DATASET RECORDS section start

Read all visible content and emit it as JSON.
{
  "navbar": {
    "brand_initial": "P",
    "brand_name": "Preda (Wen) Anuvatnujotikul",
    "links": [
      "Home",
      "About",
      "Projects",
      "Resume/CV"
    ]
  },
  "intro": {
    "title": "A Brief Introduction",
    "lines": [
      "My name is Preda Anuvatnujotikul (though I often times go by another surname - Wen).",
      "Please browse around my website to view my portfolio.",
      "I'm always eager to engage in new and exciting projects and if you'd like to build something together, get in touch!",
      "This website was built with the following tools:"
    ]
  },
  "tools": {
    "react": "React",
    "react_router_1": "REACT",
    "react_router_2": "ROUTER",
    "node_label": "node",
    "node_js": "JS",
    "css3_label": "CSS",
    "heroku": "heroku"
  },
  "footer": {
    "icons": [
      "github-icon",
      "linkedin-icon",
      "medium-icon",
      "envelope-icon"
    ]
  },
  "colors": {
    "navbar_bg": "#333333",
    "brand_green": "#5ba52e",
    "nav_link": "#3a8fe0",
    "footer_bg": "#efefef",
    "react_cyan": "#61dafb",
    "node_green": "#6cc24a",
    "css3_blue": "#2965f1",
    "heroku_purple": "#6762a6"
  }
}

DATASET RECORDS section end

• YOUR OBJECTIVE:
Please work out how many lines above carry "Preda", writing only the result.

• WRITTEN SOLUTION:
2